On page 5 of the very same section, McGuire Real Estate’s home ads are accompanied by an announcement of its “1st Annual Neighborhood Garage Sale,” to benefit local schools. For every local homeowner who registers to hold a garage sale on September 17, McGuire will make a donation to the schools.

And agents at Pacific Union routinely donate part of their commission to a “Community Fund,” which makes annual awards to local nonprofits.

The pattern here looks pretty clear: Real estate companies have an interest in maintaining the vibrancy of the communities in which they operate, given that it helps them sell houses. And by helping local nonprofits, the get positive press coverage, or can at least draw attention to their own advertising.

Sure, they might have altruistic motives as well, but when it comes to business donations to charity, that altruism almost always gets exercised in a way that simultaneously benefits the business.

So, if you haven’t been watching which local real estate agents are interested in partnering with nonprofits, perhaps now is the time to open your local real estate section.

Or, get proactive. Even without making a cash donation, there are ways that local real estate companies may be able to pitch in with your nonprofit’s efforts — perhaps by lending their offices for a phone-a-thon or event, or suggesting properties for your next fundraising home-and-garden tour.

Bay Area Fundraisers: Wanna See Free Theatre About Fundraising?

Spending a summer’s day in the park seeing the San Francisco Mime Troupe, picnicking, and seeing which old friends you run into: It’s a Bay Area tradition.

No, the Mime Troupe is not silent, as in pantomime — it’s campy political comedy, with rousing music to boot. (To quote their website, “We mean ‘mime’ in the ancient sense: to mimic.”)

The question every year (other than, should I buy a T-shirt or just make a straight donation?) is, what topic will have the politically savvy Bay Area audiences laughing, crying, and clapping along — without saying, “Didn’t we see this last year?” That’s no mean feat, given that they’re in their 52nd season. (Though I still wish they had an excuse to bring back their Dick Cheney character.)

The answer this year: Nonprofits’ desperation for funds, and the pushed-to-the wall question of whether to accept funding from dubious corporate sources. It’s sort of a play within a play, as a scrappy political theatre group faces imminent closure and the temptation of corporate funding from the mysterious (and more than a little pushy) Mrs. Haverlock.

To say any more would be require a spoiler alert, so I’ll just send you to the Mime Troupe’s website for reviews and the performance schedule.


Fundraising When the Economy Is Down: Newly Released Podcast

Fundraising is harder for every group out there, but small, mostly volunteer-led groups face particular challenges — and have come up with unique ways to overcome those challenges.
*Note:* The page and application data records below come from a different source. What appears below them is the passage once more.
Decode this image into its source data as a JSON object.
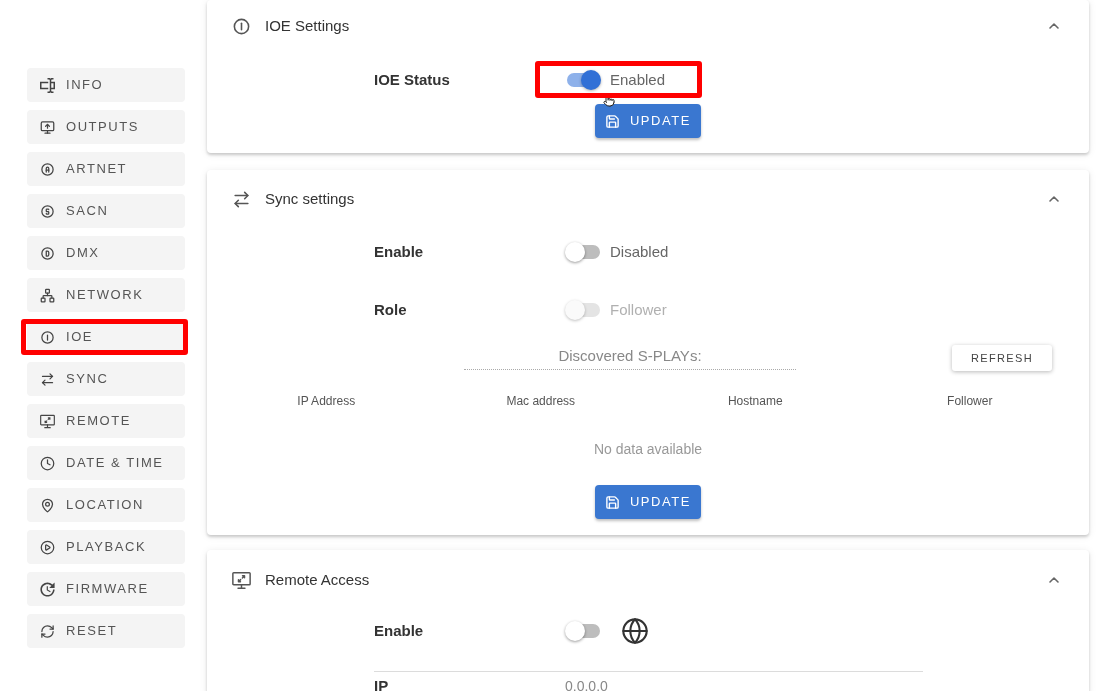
{
  "sidebar": {
    "items": [
      {
        "label": "INFO",
        "highlighted": false
      },
      {
        "label": "OUTPUTS",
        "highlighted": false
      },
      {
        "label": "ARTNET",
        "highlighted": false
      },
      {
        "label": "SACN",
        "highlighted": false
      },
      {
        "label": "DMX",
        "highlighted": false
      },
      {
        "label": "NETWORK",
        "highlighted": false
      },
      {
        "label": "IOE",
        "highlighted": true
      },
      {
        "label": "SYNC",
        "highlighted": false
      },
      {
        "label": "REMOTE",
        "highlighted": false
      },
      {
        "label": "DATE & TIME",
        "highlighted": false
      },
      {
        "label": "LOCATION",
        "highlighted": false
      },
      {
        "label": "PLAYBACK",
        "highlighted": false
      },
      {
        "label": "FIRMWARE",
        "highlighted": false
      },
      {
        "label": "RESET",
        "highlighted": false
      }
    ]
  },
  "sections": [
    {
      "kind": "ioe",
      "title": "IOE Settings",
      "expanded": true,
      "fields": [
        {
          "kind": "toggle",
          "label": "IOE Status",
          "on": true,
          "disabled": false,
          "state_text": "Enabled",
          "highlighted": true,
          "hovered": true
        }
      ],
      "update_button": "UPDATE"
    },
    {
      "kind": "sync",
      "title": "Sync settings",
      "expanded": true,
      "fields": [
        {
          "kind": "toggle",
          "label": "Enable",
          "on": false,
          "disabled": false,
          "state_text": "Disabled",
          "highlighted": false,
          "hovered": false
        },
        {
          "kind": "toggle",
          "label": "Role",
          "on": false,
          "disabled": true,
          "state_text": "Follower",
          "highlighted": false,
          "hovered": false
        }
      ],
      "discovered": {
        "value": "Discovered S-PLAYs:",
        "refresh_button": "REFRESH",
        "columns": [
          "IP Address",
          "Mac address",
          "Hostname",
          "Follower"
        ],
        "empty_text": "No data available"
      },
      "update_button": "UPDATE"
    },
    {
      "kind": "remote",
      "title": "Remote Access",
      "expanded": true,
      "fields": [
        {
          "kind": "globe_toggle",
          "label": "Enable",
          "on": false,
          "disabled": false
        },
        {
          "kind": "value",
          "label": "IP",
          "value": "0.0.0.0"
        }
      ]
    }
  ]
}
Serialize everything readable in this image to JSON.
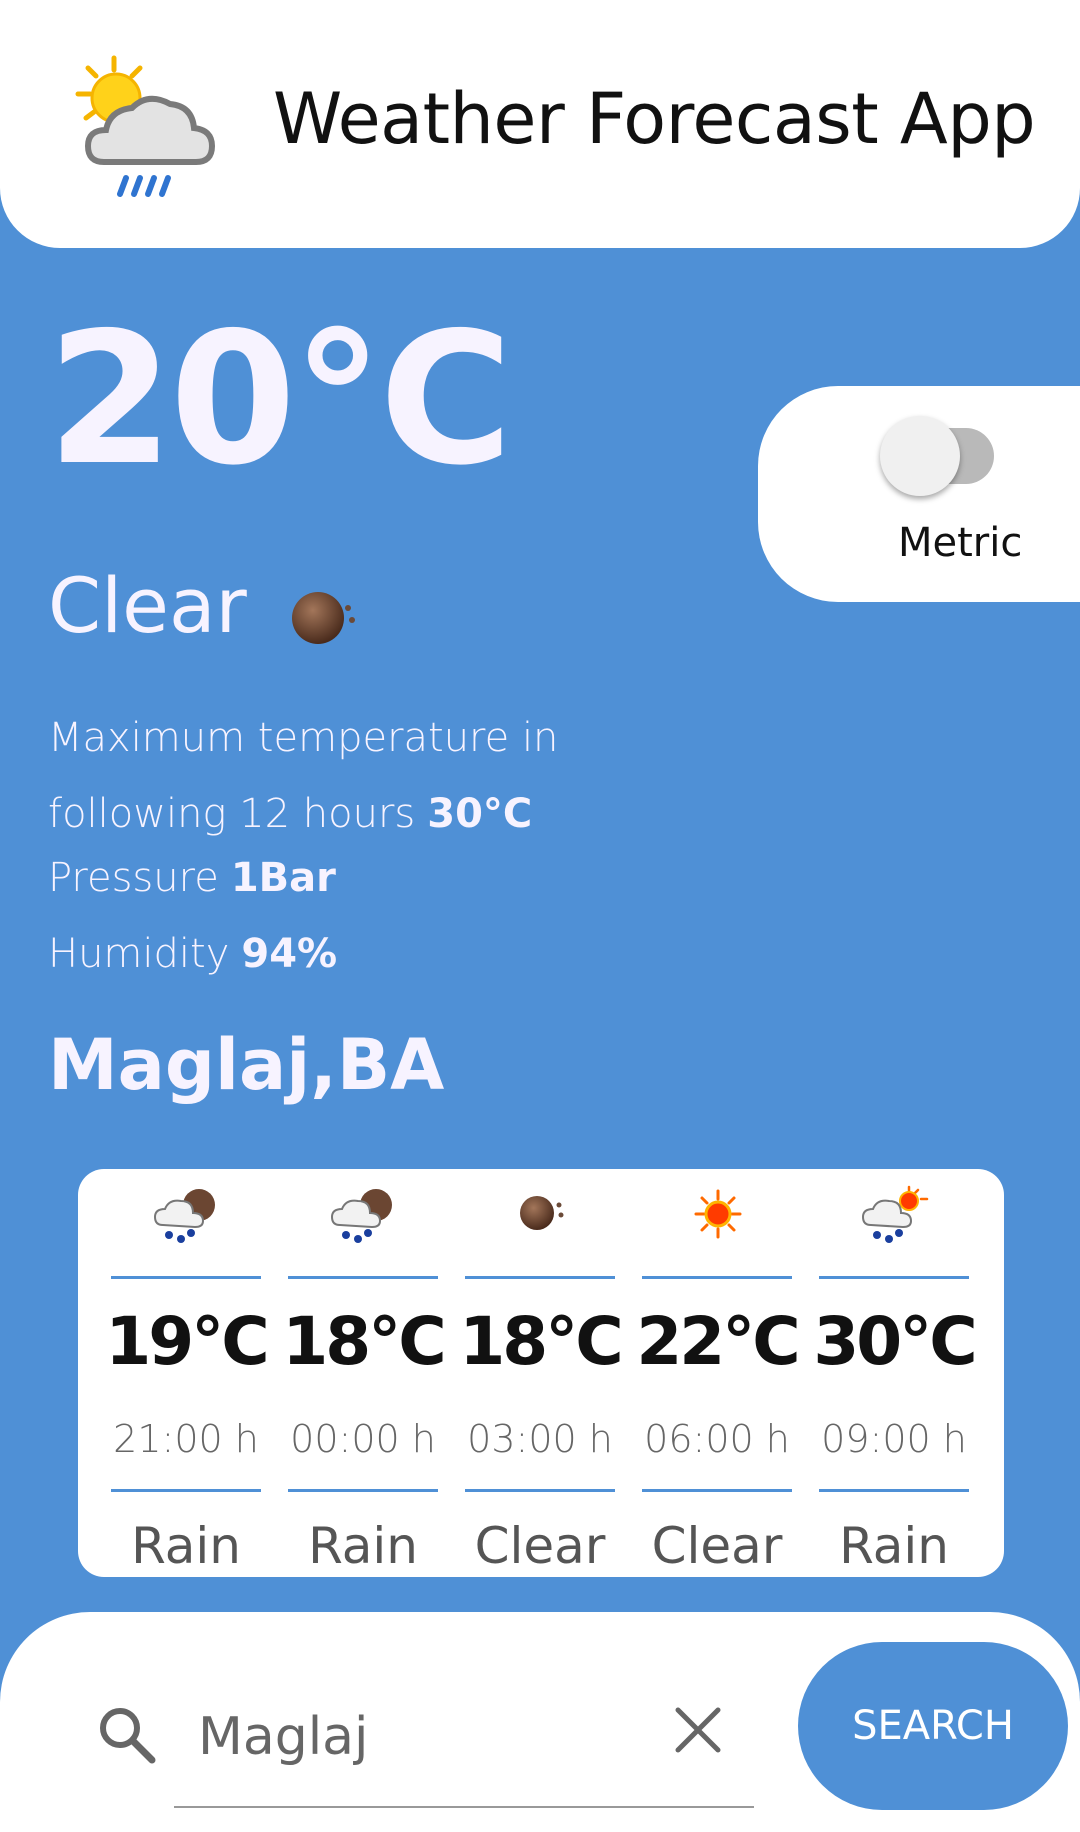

Hear from parents, event planners, and other volunteers who contributed to Ilona Bray’s recent book, The Volunteer’s Guide to Fundraising, in this newly released podcast (from the CD-ROM that comes with the book), “Fundraising in a Down Economy.”